Above the treeline I had nice views of the nearby 4000 Footers. The trail became a little less steep and dirt trail gave way to talus scramble.
It was a short climb to the summit where I stopped to check out the Abraham Shelter. It was a stone shelter built right into the talus. It sported a wooden and shingled hip roof and a heavy curtain door made of black rubber. I cautiously looked inside, unsure of what I would find. The shelter was empty, but I noted the small fireplace and chimney in the back, built out of the same stone as the walls.
I stood atop the summit at 11:45 am and took in the view. Just beyond the summit was an old steel fire tower laying on its side. Not too long ago it had stood on the summit, I imagine it was pushed over due to safety concerns.
A bit to the south, along the ridge was another stone structure. I walked over to check it out and have a snack in the lee of the wind.
I was amazed by the beautiful, exposed ridge of Abraham. I looked to the south toward the other peaks of the massif and thought about how busy the same peak would be if it was in the White Mountains instead of northeastern Maine. I vowed to come back soon and explore more of the alpine ridge and maybe bushwhack to the other peaks.

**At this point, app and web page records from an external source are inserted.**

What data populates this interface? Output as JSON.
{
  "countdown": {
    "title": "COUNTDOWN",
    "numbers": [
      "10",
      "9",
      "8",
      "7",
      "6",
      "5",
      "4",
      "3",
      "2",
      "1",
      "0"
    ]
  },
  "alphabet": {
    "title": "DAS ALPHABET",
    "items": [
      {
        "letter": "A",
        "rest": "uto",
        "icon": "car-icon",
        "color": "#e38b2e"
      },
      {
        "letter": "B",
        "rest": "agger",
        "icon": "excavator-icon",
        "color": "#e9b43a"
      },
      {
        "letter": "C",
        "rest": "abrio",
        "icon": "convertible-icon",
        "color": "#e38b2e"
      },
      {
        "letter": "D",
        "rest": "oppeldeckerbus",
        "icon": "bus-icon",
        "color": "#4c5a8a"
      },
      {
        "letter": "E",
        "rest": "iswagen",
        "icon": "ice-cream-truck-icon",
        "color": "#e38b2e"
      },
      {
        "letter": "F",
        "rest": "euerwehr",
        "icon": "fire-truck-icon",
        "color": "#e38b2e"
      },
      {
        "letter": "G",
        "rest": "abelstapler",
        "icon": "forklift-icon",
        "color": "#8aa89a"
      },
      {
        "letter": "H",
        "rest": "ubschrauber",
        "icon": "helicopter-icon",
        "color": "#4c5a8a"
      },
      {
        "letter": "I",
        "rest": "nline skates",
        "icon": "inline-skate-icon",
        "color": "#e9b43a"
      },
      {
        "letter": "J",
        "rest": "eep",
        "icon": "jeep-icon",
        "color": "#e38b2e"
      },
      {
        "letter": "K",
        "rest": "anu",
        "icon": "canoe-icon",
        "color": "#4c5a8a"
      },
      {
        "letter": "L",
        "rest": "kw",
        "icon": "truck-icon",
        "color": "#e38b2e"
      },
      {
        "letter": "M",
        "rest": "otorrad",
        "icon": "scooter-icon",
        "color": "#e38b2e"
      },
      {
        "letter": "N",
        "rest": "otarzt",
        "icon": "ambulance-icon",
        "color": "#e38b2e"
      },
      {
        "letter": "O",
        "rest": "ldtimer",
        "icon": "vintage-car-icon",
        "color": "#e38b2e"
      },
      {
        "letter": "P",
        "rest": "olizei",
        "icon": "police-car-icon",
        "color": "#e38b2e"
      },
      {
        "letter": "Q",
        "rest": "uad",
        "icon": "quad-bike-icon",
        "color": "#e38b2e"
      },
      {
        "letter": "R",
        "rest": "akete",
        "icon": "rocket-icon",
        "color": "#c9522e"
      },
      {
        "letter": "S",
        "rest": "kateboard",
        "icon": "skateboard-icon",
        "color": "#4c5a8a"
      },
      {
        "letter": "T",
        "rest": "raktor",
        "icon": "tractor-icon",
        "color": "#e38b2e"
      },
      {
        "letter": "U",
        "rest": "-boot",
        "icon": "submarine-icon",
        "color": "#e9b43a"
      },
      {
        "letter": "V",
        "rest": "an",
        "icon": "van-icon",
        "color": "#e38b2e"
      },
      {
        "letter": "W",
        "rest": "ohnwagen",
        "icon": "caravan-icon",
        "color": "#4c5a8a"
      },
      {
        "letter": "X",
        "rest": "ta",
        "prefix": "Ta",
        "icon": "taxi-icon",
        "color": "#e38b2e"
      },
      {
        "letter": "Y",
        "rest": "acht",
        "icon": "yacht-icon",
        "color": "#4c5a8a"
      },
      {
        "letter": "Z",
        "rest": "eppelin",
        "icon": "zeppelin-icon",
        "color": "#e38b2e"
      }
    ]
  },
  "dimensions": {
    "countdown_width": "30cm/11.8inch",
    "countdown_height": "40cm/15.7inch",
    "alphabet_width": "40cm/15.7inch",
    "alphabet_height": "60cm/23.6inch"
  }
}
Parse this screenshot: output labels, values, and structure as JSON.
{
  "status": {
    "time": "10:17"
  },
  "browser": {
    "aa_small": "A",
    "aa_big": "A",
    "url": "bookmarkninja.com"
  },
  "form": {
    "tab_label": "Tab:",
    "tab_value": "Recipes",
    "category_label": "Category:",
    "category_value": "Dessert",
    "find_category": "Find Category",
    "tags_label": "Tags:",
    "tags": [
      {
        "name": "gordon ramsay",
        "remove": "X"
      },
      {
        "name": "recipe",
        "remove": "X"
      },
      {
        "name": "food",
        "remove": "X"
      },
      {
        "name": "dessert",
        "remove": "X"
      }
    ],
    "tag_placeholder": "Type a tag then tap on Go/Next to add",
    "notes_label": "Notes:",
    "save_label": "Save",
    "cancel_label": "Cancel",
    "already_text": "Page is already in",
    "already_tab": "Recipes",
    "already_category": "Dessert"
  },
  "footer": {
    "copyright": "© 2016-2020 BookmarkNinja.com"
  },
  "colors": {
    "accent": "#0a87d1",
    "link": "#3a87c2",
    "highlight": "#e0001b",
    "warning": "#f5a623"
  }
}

I gathered my stuff to head back down and noticed the maintenance guys. They had finished clearing the downed trees and were taking lunch on the summit. I stopped to talk with them again. We discussed the surrounding peaks, and one of them told me a story of having to pack out a 50 lb saturated sleeping bag from the stone shelter one spring. He was just glad that he didn’t find a body in it.
The hike out was fairly easy and quick. I saw two couples and one solo hiker on the way out. I was glad that Abraham was getting the attention that it deserved, but also that I started my hike early so I could have it to myself. I also saw where trail had been cleared by the trail crew, they did an excellent job of restoring the trail.
I loved the hike, and wanted to head back soon to explore more of the ridge. I had been unsure about this hike because of the accessibility issues, but I found that the bridges had replaced, so it is much easier to get to the Fire Warden’s Trail again. If you do this hike, make sure that your vehicle has good clearance as the roads are in rough shape. All of the hikers I saw on my way out parked near the bridges rather than drive up the ATV road to the start of the trail.
The choices we make lead up to actual experiences. It is one thing to decide to climb a mountain. It is quite another to be on top of it.
—Herbert A. Simon
Video of Mount Abraham hike
Music from Free Music Archive: “Truth Day” by Dlay
MAPS & STATS
Date Hiked: 21 May 2016
Trail Conditions: mud, wet leaves, dry
Weather: mostly sunny
Wind: NE 20mph
Highest Elevation: 4050′
Elevation Gain: 2900′
Distance: 9.0 miles
Book Time: 6:00
Actual Time: 5:20
Mount Abraham in other blogs:
The Pursuit of Life – 09 November 2013
Summit Hiking New England – 21 July 2013
Tjamrog’s Weblog – 21 August 2012
Act Out with Aislinn – 07 August 2012
Matt’s Hikes – 31 July 2012